Capturing a Panorama

Whilst looking through my monthly subscription to Digital Photo magazine, I came across an interesting article which showcased a panoramic landscape photograph by an Australian photographer by the name of Jadon Smith. It explains how he captured the shot and the techniques that he used. His final image was made up from 5 individual images and he describes how he had to take the shots hand held, as he did not have a tripod with him at that particular time…something I can relate to earlier on in the week, when I forgot to pack my own tripod. The lens that he used was a 28-300mm, which is not ideally the best lens but he had to make do and I must say that his final image did not suffer despite this.

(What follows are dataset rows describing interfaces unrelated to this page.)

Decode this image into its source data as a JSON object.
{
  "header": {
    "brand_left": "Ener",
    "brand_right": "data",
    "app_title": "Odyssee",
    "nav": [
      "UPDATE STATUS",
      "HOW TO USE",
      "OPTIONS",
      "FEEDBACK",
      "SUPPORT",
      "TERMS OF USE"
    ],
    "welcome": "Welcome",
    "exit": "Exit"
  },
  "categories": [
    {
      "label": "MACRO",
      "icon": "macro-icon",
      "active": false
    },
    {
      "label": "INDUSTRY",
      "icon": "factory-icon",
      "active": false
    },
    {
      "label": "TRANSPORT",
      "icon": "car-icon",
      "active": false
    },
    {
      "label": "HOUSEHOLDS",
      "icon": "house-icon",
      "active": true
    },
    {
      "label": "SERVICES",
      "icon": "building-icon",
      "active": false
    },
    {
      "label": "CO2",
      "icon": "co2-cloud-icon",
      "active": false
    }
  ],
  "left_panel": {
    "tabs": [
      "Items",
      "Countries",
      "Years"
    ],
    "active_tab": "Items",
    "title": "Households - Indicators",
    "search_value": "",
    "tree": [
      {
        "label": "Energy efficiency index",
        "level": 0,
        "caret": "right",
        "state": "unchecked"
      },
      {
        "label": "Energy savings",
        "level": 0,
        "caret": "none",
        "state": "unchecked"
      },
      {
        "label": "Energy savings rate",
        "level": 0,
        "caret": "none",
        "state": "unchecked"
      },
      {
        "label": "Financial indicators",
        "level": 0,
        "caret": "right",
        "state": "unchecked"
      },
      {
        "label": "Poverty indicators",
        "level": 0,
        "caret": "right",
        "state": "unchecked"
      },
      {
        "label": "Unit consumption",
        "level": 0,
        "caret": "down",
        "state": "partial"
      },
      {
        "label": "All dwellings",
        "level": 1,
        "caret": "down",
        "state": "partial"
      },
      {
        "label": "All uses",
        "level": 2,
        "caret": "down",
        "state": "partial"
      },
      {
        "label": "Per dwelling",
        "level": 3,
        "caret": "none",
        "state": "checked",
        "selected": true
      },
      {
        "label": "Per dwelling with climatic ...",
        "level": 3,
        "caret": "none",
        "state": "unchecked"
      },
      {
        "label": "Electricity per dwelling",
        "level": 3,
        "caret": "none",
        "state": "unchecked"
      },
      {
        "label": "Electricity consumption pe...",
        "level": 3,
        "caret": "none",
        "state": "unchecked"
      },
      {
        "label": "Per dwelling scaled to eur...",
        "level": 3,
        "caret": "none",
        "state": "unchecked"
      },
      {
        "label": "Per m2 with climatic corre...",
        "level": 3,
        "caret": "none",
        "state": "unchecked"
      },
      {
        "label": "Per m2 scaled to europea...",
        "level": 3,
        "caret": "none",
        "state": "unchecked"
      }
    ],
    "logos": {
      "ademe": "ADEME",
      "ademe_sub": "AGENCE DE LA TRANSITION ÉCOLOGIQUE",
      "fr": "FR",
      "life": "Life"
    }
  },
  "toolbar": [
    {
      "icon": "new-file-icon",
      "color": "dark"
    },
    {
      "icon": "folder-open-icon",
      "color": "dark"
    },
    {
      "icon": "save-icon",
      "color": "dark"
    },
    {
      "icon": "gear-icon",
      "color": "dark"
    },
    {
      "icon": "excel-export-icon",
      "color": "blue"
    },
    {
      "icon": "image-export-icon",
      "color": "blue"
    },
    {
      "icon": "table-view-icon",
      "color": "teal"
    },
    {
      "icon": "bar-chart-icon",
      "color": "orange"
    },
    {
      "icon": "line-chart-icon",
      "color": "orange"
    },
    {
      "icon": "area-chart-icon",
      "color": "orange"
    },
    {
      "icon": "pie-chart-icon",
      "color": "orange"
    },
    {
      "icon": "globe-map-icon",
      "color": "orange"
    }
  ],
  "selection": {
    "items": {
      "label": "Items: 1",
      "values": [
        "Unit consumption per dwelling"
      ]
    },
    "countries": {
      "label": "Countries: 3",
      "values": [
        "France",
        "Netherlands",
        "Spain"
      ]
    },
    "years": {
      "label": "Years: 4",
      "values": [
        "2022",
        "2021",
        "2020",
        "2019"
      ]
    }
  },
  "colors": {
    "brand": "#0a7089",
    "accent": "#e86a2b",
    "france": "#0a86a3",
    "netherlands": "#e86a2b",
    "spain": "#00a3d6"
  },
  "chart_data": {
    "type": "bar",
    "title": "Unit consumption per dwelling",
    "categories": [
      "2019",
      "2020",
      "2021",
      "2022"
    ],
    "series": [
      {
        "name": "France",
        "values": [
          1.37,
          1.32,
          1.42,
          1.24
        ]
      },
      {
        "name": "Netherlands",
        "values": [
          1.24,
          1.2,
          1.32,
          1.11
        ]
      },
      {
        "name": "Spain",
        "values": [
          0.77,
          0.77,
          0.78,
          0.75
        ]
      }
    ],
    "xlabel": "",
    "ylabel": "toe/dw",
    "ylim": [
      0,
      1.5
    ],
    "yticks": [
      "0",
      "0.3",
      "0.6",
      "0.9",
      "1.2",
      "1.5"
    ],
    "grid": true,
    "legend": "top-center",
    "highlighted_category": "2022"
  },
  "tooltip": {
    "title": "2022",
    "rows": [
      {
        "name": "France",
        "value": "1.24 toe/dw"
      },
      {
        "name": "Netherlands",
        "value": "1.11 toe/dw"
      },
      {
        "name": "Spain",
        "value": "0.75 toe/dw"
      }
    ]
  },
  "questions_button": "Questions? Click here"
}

Smith shot in Aperture priority mode with the aperture set to f/13, to make sure that he obtained a deep zone of sharp focus. He shot in RAW and processed the images in Lightroom to get the overall exposure correct. Photoshop was used for the sticking (I prefer to use Hugin, as in my opinion it does a better job).

When shooting a multi shot panorama, there are some tips that can be very useful:

  • Although multi shot panorama can be taken hand held, it’s a good idea to use a tripod to keep your shots level.
  • Attach your camera securely to the head, then tilt it 90º so that you are shooting in portrait orientation (this means that you get more of the sky and the ground within the picture).
  • After each shot, pan across, ensuring that you incorporate a large overlap between shots (around 30% should be sufficient).

Jadon Smith’s image can be viewed by clicking on this link.


Digital Photo Magazine | May 2014

References, (2014). Yosemite HDR. [online] Available at: [Accessed 26 Apr. 2014].

Capture the Full Majesty of a Scene with a Panorama. (2014). Digital Photo, (181), pp.22-23.

Photo Trends (Apps)

After looking into photo trends yesterday I decided to do a little more research into apps. Many I have seen before but have not paid too much attention to. One app I have noticed that a lot of my friends use on social media is “Pintrest“. Until now I have overlooked it, due to the amount of photography apps that I currently have on my iPad and have found myself deleting many because I had far too many for me to use and maintain. This app however may be worth me looking into, as it looks as though it could be a good way to showcase your work and share items with others.



What is Pintrest?

Pinterest is a pinboard-style photo-sharing website that allows it’s users to create and manage their own theme-based image collections such as events, interests, hobbies and photographs. Users can browse other pinboards for images, “re-pin” images to their own pinboards, or “like” photos. The site was founded by Ben Silbermann, Paul Sciarra and Evan Sharp. Essentially Pinterest is a tool for collecting and organising things you love.

For photographers it is a place to not only showcase your own archive, but to collate the works of those who have inspired you and those you would like to emulate, it also comes along with handy tips and tutorials to help you along the way. Its visual format is perfectly suited for photographers.

References & Further Information 2013. What Is Pinterest?. [online] Available at: [Accessed: 2 Jan 2014].

PhotoVenture. 2012. 14 photography boards on Pinterest every photographer should follow – PhotoVenture. [online] Available at: [Accessed: 2 Jan 2014].

Pinterest. 2014. Pinterest (pinterest). [online] Available at: [Accessed: 2 Jan 2014].

Wikipedia. 2013. Pinterest. [online] Available at: [Accessed: 2 Jan 2014].